■ ASSIGNMENT
Nothing except the pictures should be left out when you reproduce the listing exactly.
DATASET RECORDS section start
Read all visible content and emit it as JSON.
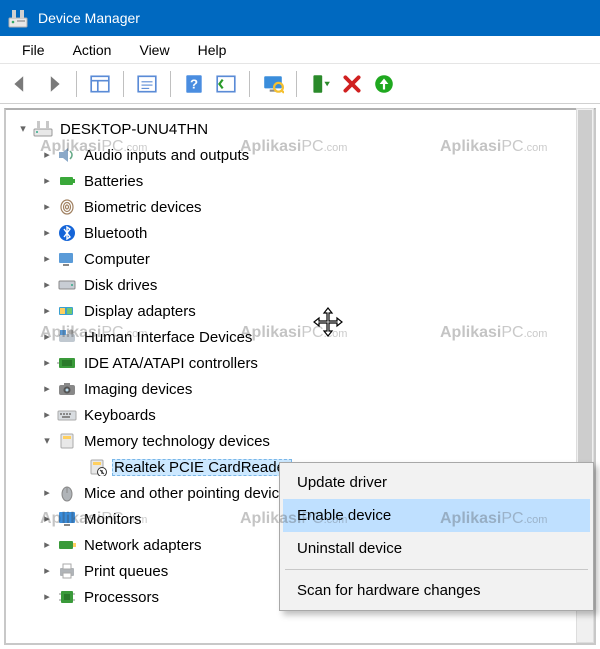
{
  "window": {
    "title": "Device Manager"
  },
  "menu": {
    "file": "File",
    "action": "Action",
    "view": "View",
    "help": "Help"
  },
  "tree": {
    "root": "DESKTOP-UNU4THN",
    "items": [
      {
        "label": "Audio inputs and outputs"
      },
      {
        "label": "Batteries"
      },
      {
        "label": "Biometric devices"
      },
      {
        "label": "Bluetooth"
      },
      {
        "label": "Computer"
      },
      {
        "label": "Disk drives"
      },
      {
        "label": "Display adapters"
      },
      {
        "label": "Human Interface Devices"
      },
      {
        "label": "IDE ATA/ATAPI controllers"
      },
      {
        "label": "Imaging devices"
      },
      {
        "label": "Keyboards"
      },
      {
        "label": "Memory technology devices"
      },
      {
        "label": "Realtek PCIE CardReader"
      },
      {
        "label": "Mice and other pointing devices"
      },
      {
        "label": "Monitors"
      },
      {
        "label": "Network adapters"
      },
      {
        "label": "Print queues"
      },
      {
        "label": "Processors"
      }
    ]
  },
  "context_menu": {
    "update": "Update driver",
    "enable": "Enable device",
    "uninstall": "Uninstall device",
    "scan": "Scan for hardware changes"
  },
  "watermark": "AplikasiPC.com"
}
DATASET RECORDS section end
■ RESPONSE AREA
Read all visible content and emit it as JSON.
{
  "window": {
    "title": "Device Manager"
  },
  "menu": {
    "file": "File",
    "action": "Action",
    "view": "View",
    "help": "Help"
  },
  "tree": {
    "root": "DESKTOP-UNU4THN",
    "items": [
      {
        "label": "Audio inputs and outputs"
      },
      {
        "label": "Batteries"
      },
      {
        "label": "Biometric devices"
      },
      {
        "label": "Bluetooth"
      },
      {
        "label": "Computer"
      },
      {
        "label": "Disk drives"
      },
      {
        "label": "Display adapters"
      },
      {
        "label": "Human Interface Devices"
      },
      {
        "label": "IDE ATA/ATAPI controllers"
      },
      {
        "label": "Imaging devices"
      },
      {
        "label": "Keyboards"
      },
      {
        "label": "Memory technology devices"
      },
      {
        "label": "Realtek PCIE CardReader"
      },
      {
        "label": "Mice and other pointing devices"
      },
      {
        "label": "Monitors"
      },
      {
        "label": "Network adapters"
      },
      {
        "label": "Print queues"
      },
      {
        "label": "Processors"
      }
    ]
  },
  "context_menu": {
    "update": "Update driver",
    "enable": "Enable device",
    "uninstall": "Uninstall device",
    "scan": "Scan for hardware changes"
  },
  "watermark": "AplikasiPC.com"
}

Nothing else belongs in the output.